Vermont Archives Month takes place annually in October within the context of American Archives Month—a collaborative effort by archival organizations and repositories around the nation to highlight the importance of archives.
In collaboration with other institutions, VHRAB co-sponsors a number of Archives Month events each year.
Between the Lines: Vermont Celebrates Archives Month 2017
Vermont historical records often serve as the source of inspiration for authors. Be inspired to do your own research into Vermont records this fall by attending one -- or all -- of our author presentations!
Tuesday, October 3rd, 5:00 to 8:00 PM, at VSARA, 1078 US RTE 2, Middlesex
VSARA Open House followed by "The Archival Mirror: Reflections on Race and Ethnicity in Vermont," presented by Gregory Sanford
Through the use of archival records, retired Vermont State Archivist Gregory Sanford explores how Vermont and Vermonters have wrestled with issues around racial and ethnic identity in one of the least diverse states in America. An open house and tours of the Vermont State Archives and Records Administration will precede the program, beginning at 5 pm. Sanford’s presentation is scheduled for 6 pm. This event is free and open to the public.
Wednesday, October 11th, 5:00 to 8:00 PM, at VSARA, 1078 US RTE 2, Middlesex
VSARA Open House followed by "Lawyers, Opium and Rails: Exploring Vermont’s Early Courts, Drug Abuse and Railroad," presented by Gary Shattuck
As Vermont struggles with today’s opiate epidemic, historian and author Gary Shattuck provides historical context around opium use and abuse in Vermont in the 19th century, highlighting his use of archival materials in his research. An open house and tours of the Vermont State Archives and Records Administration will precede the program, beginning at 5 pm. Shattuck’s presentation is scheduled for 6 pm. This event is free and open to the public.
Wednesday, October 18th, 6:30 PM, at Vermont History Center, 60 Washington St, Barre
"1964: A Watershed Year in Vermont Political and Cultural History," presented by Deborah Lee Luskin

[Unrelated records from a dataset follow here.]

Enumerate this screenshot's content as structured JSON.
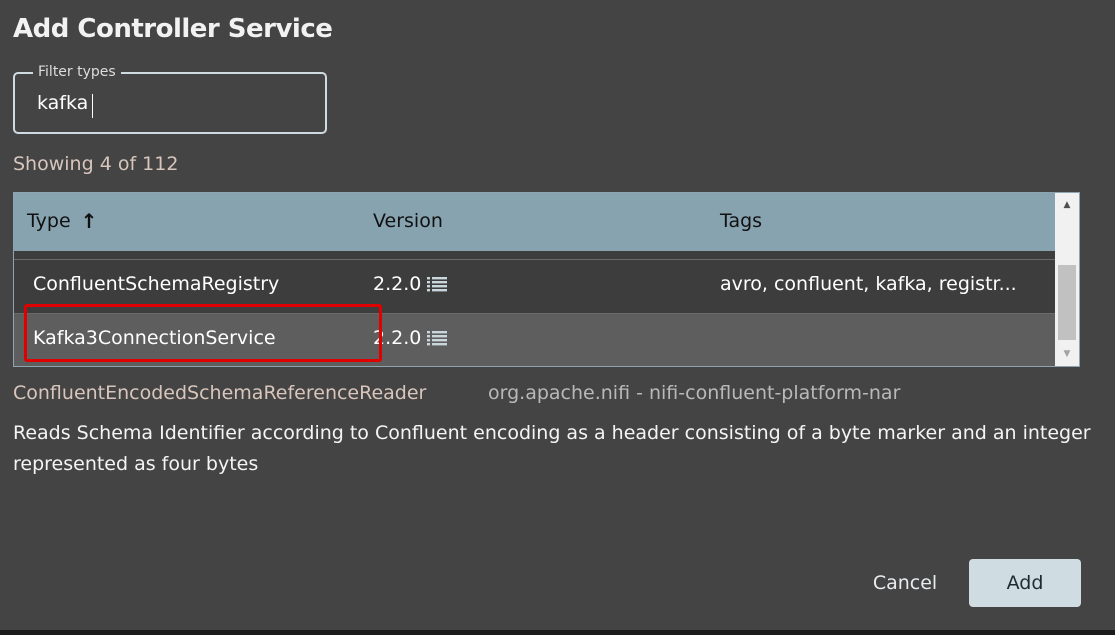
{
  "dialog": {
    "title": "Add Controller Service"
  },
  "filter": {
    "label": "Filter types",
    "value": "kafka"
  },
  "results": {
    "showing_text": "Showing 4 of 112"
  },
  "table": {
    "columns": [
      {
        "label": "Type",
        "sort_icon": "arrow-up-icon",
        "sort_glyph": "↑"
      },
      {
        "label": "Version"
      },
      {
        "label": "Tags"
      }
    ],
    "rows": [
      {
        "type": "ConfluentSchemaRegistry",
        "version": "2.2.0",
        "tags": "avro, confluent, kafka, registr..."
      },
      {
        "type": "Kafka3ConnectionService",
        "version": "2.2.0",
        "tags": ""
      }
    ]
  },
  "selection": {
    "name": "ConfluentEncodedSchemaReferenceReader",
    "bundle": "org.apache.nifi - nifi-confluent-platform-nar",
    "description": "Reads Schema Identifier according to Confluent encoding as a header consisting of a byte marker and an integer represented as four bytes"
  },
  "buttons": {
    "cancel": "Cancel",
    "add": "Add"
  },
  "colors": {
    "background": "#444444",
    "header": "#87a3b0",
    "selected_row": "#5e5e5e",
    "accent_text": "#d8c6bc",
    "highlight": "#e00000",
    "add_button": "#cfdce2"
  }
}
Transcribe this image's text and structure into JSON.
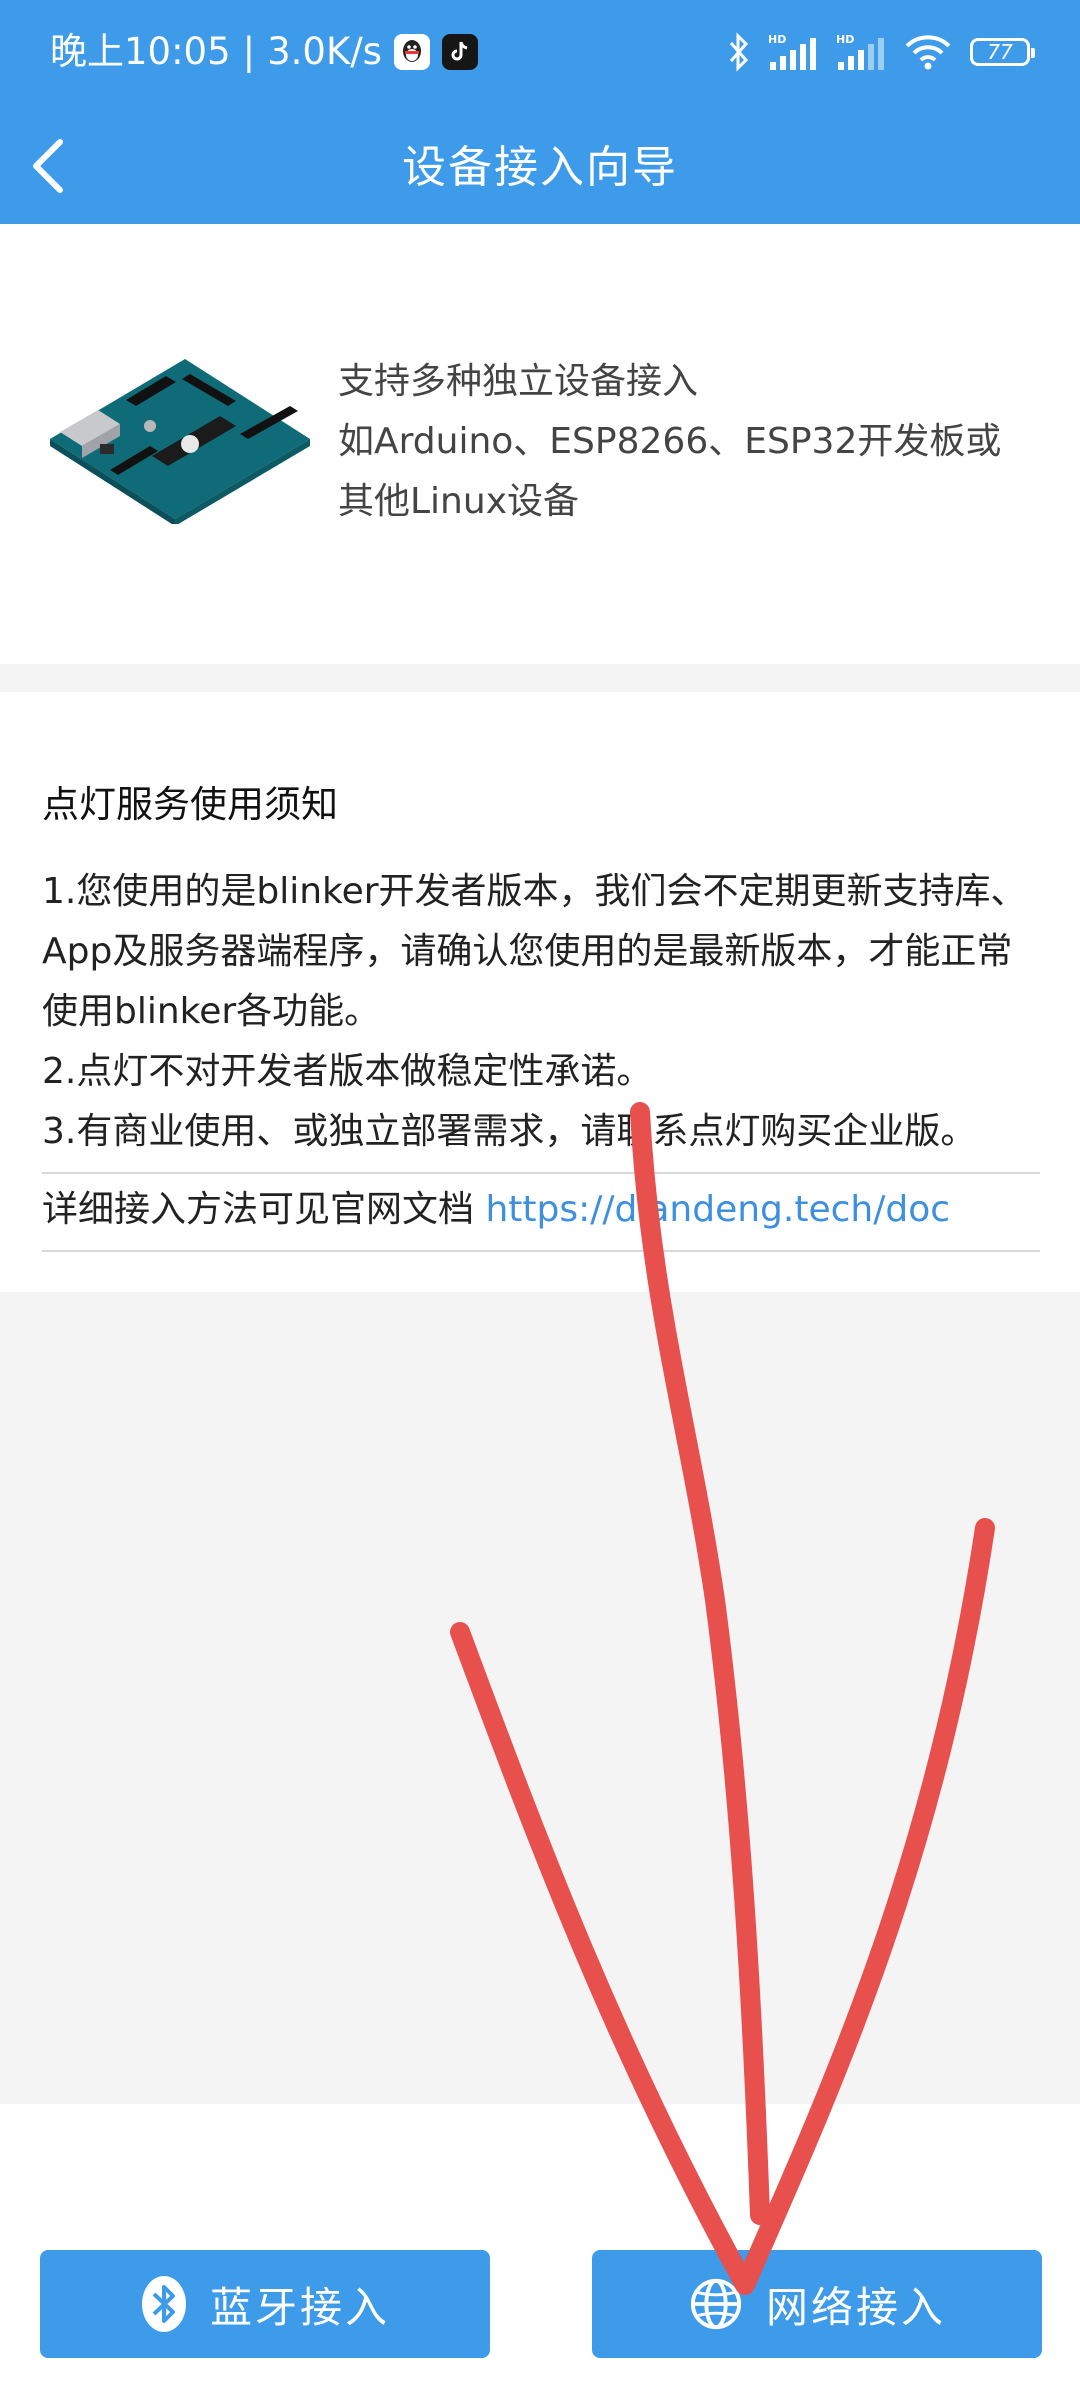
{
  "status_bar": {
    "time": "晚上10:05",
    "separator": "|",
    "speed": "3.0K/s",
    "battery": "77"
  },
  "header": {
    "title": "设备接入向导"
  },
  "intro": {
    "line1": "支持多种独立设备接入",
    "line2": "如Arduino、ESP8266、ESP32开发板或",
    "line3": "其他Linux设备"
  },
  "notice": {
    "title": "点灯服务使用须知",
    "lines": [
      "1.您使用的是blinker开发者版本，我们会不定期更新支持库、App及服务器端程序，请确认您使用的是最新版本，才能正常使用blinker各功能。",
      "2.点灯不对开发者版本做稳定性承诺。",
      "3.有商业使用、或独立部署需求，请联系点灯购买企业版。"
    ],
    "doc_label": "详细接入方法可见官网文档",
    "doc_link": "https://diandeng.tech/doc"
  },
  "buttons": {
    "bluetooth": "蓝牙接入",
    "network": "网络接入"
  },
  "colors": {
    "primary": "#3d9be9",
    "link": "#3d8fe0",
    "annotation": "#e8504e"
  },
  "icons": [
    "qq-icon",
    "tiktok-icon",
    "bluetooth-icon",
    "signal-icon",
    "wifi-icon",
    "battery-icon",
    "back-icon",
    "globe-icon"
  ]
}
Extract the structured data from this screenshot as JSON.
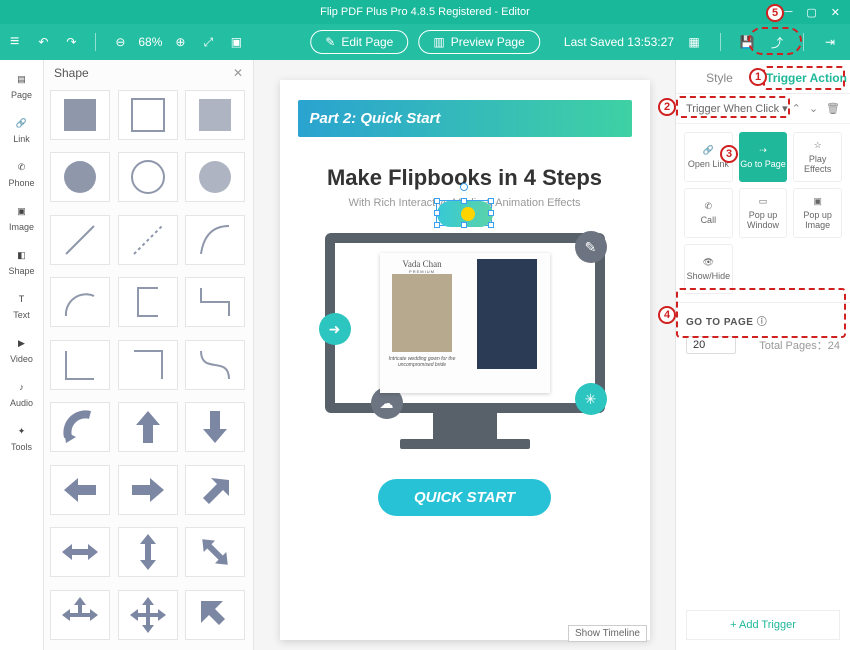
{
  "titlebar": {
    "title": "Flip PDF Plus Pro 4.8.5 Registered - Editor"
  },
  "toolbar": {
    "zoom": "68%",
    "edit_page": "Edit Page",
    "preview_page": "Preview Page",
    "last_saved": "Last Saved 13:53:27"
  },
  "leftrail": {
    "items": [
      "Page",
      "Link",
      "Phone",
      "Image",
      "Shape",
      "Text",
      "Video",
      "Audio",
      "Tools"
    ]
  },
  "shapepanel": {
    "title": "Shape"
  },
  "page_content": {
    "banner": "Part 2: Quick Start",
    "heading": "Make Flipbooks in 4 Steps",
    "sub": "With Rich Interactive Media & Animation Effects",
    "brand": "Vada Chan",
    "brand_sub": "PREMIUM",
    "caption": "Intricate wedding gown for the uncompromised bride",
    "quick_start": "QUICK START"
  },
  "show_timeline": "Show Timeline",
  "rightpanel": {
    "tab_style": "Style",
    "tab_trigger": "Trigger Action",
    "trigger_when": "Trigger When Click",
    "actions": {
      "open_link": "Open Link",
      "go_to_page": "Go to Page",
      "play_effects": "Play Effects",
      "call": "Call",
      "popup_window": "Pop up Window",
      "popup_image": "Pop up Image",
      "show_hide": "Show/Hide"
    },
    "goto_label": "GO TO PAGE",
    "goto_value": "20",
    "total_pages_label": "Total Pages：",
    "total_pages": "24",
    "add_trigger": "+ Add Trigger"
  },
  "callouts": {
    "c1": "1",
    "c2": "2",
    "c3": "3",
    "c4": "4",
    "c5": "5"
  }
}
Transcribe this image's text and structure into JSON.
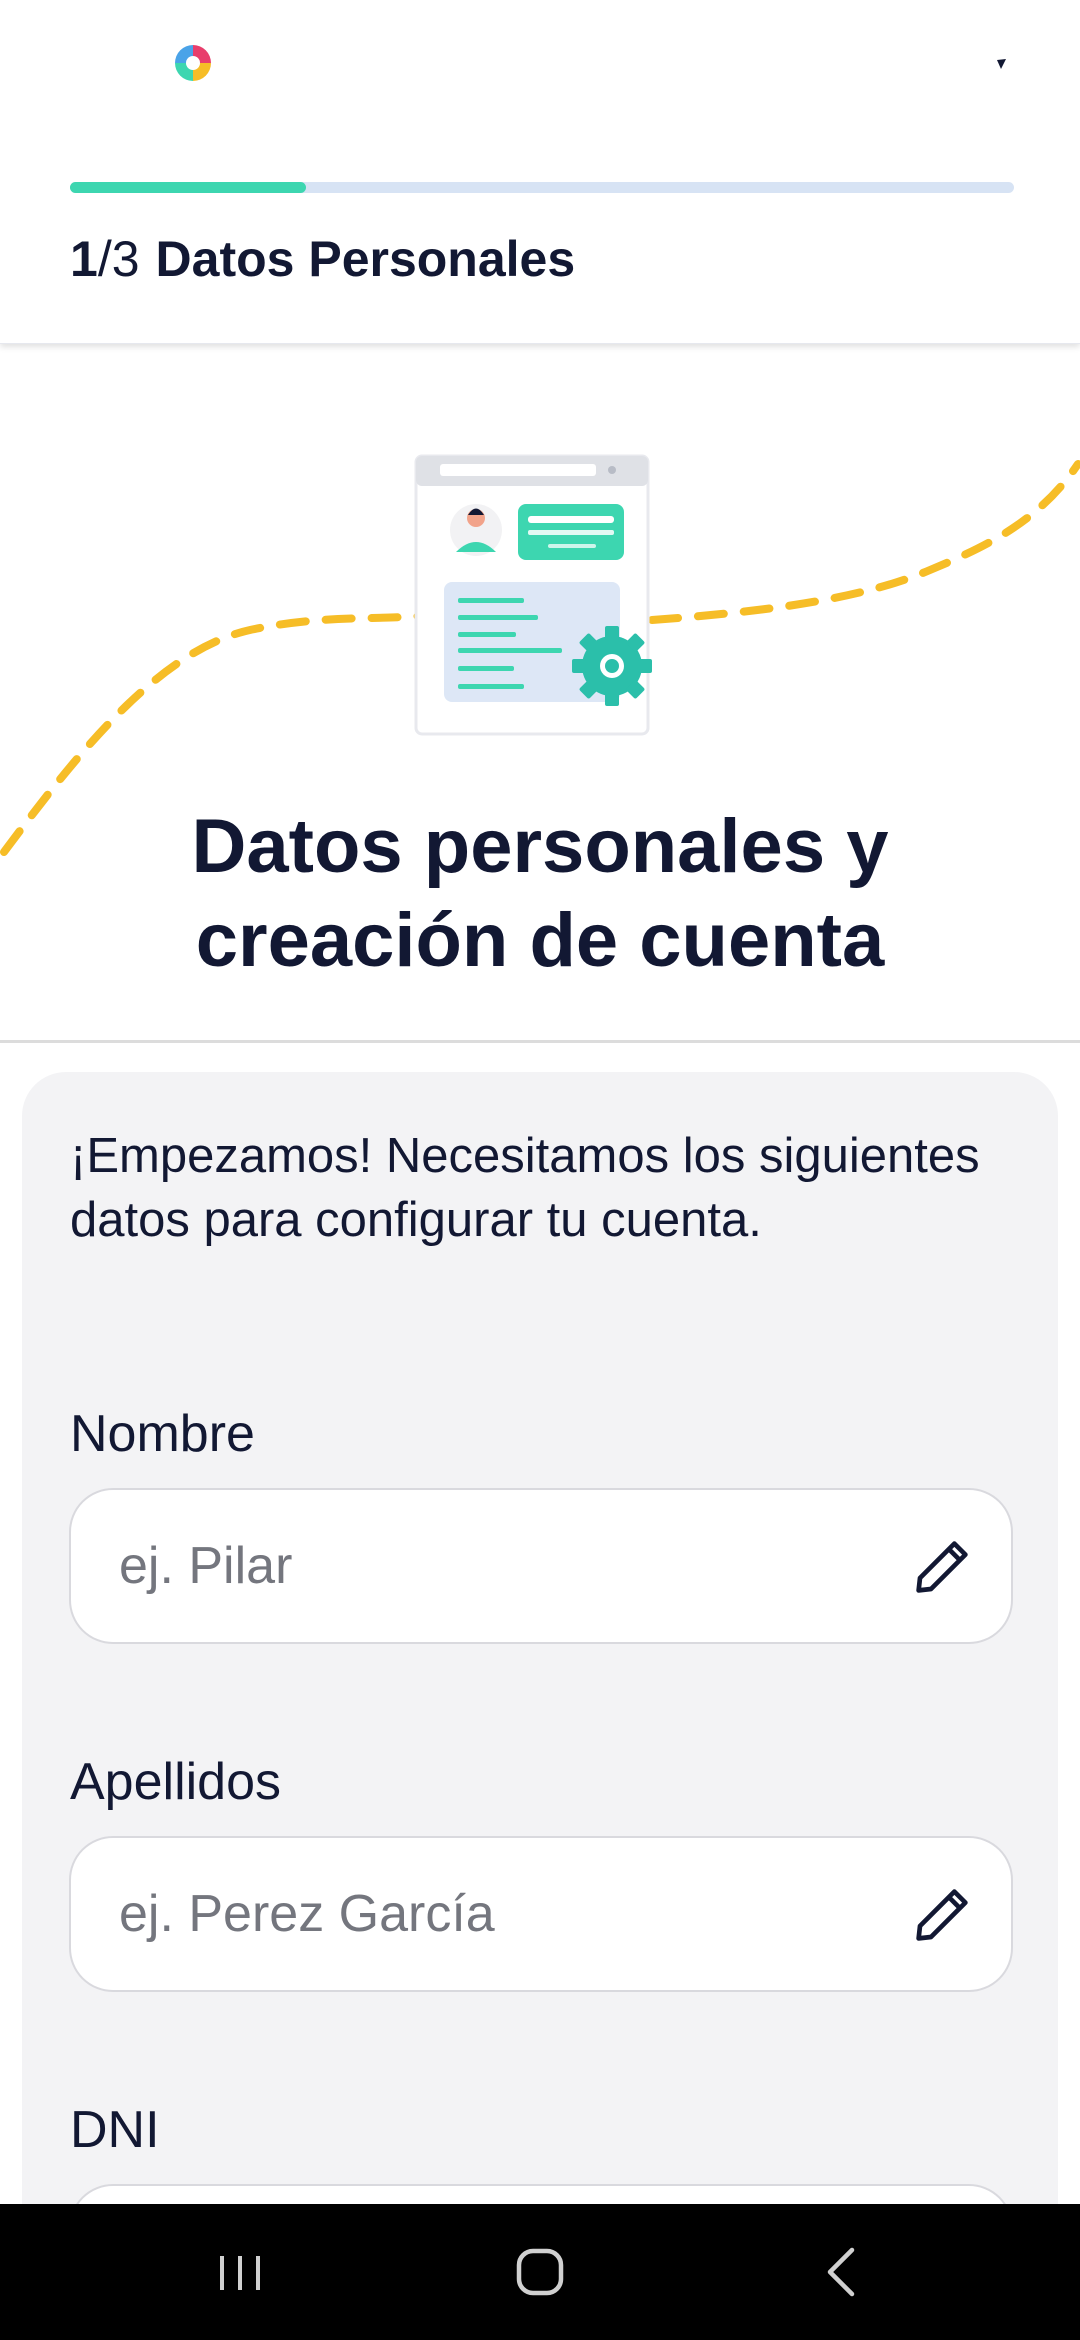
{
  "header": {
    "logo_icon": "app-logo-icon",
    "menu_icon": "more-icon",
    "progress": {
      "value": 0.25,
      "track_color": "#d7e3f4",
      "fill_color": "#3dd6b0"
    },
    "step": {
      "current": "1",
      "separator": "/",
      "total": "3",
      "title": "Datos Personales"
    }
  },
  "hero": {
    "illustration_icon": "id-card-gear-illustration",
    "wave_color": "#f6bd27",
    "title_line1": "Datos personales y",
    "title_line2": "creación de cuenta"
  },
  "form": {
    "intro": "¡Empezamos! Necesitamos los siguientes datos para configurar tu cuenta.",
    "fields": [
      {
        "label": "Nombre",
        "placeholder": "ej. Pilar",
        "value": "",
        "icon": "pencil-icon"
      },
      {
        "label": "Apellidos",
        "placeholder": "ej. Perez García",
        "value": "",
        "icon": "pencil-icon"
      },
      {
        "label": "DNI",
        "placeholder": "",
        "value": "",
        "icon": "pencil-icon"
      }
    ]
  },
  "navbar": {
    "recents_icon": "recents-icon",
    "home_icon": "home-icon",
    "back_icon": "back-icon"
  },
  "colors": {
    "text_dark": "#121833",
    "accent_teal": "#3dd6b0",
    "card_background": "#f3f3f5",
    "wave_yellow": "#f6bd27"
  }
}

In 1964, the Republican Party lost its tight-fisted grasp on Vermont politics, starting the swing of the political pendulum from Vermont as bastion of conservative republicanism to a state with a highly diversified political climate featuring progressive and even radical politics. Novelist Deborah Luskin, whose extensive research into the politics of mid-century Vermont was undertaken in the writing of ‘Into the Wilderness,’ a love story that takes place against the two major political events of that year, shows how the shift is more complex and more nuanced than mere politics. Event is co-sponsored by the Vermont Humanities Council.
Wednesday, October 25th, 5:30 to 7 PM, at University of Vermont Special Collections, Bailey/Howe Library, 538 Main Street, Burlington
"The Cultural Transformation of Vermont in the 1930s: A Complex Web of Archival Sources," presented by Dona Brown
Dona Brown is a Professor in the Department of History at the University of Vermont, where she teaches courses in United States cultural history, New England history, and Vermont history. She has published books and articles on the history of tourism, regionalism and American back-to-the-land movements, including Back to the Land: The Enduring Dream of Self-Sufficiency in Modern America (University of Wisconsin Press, 2011).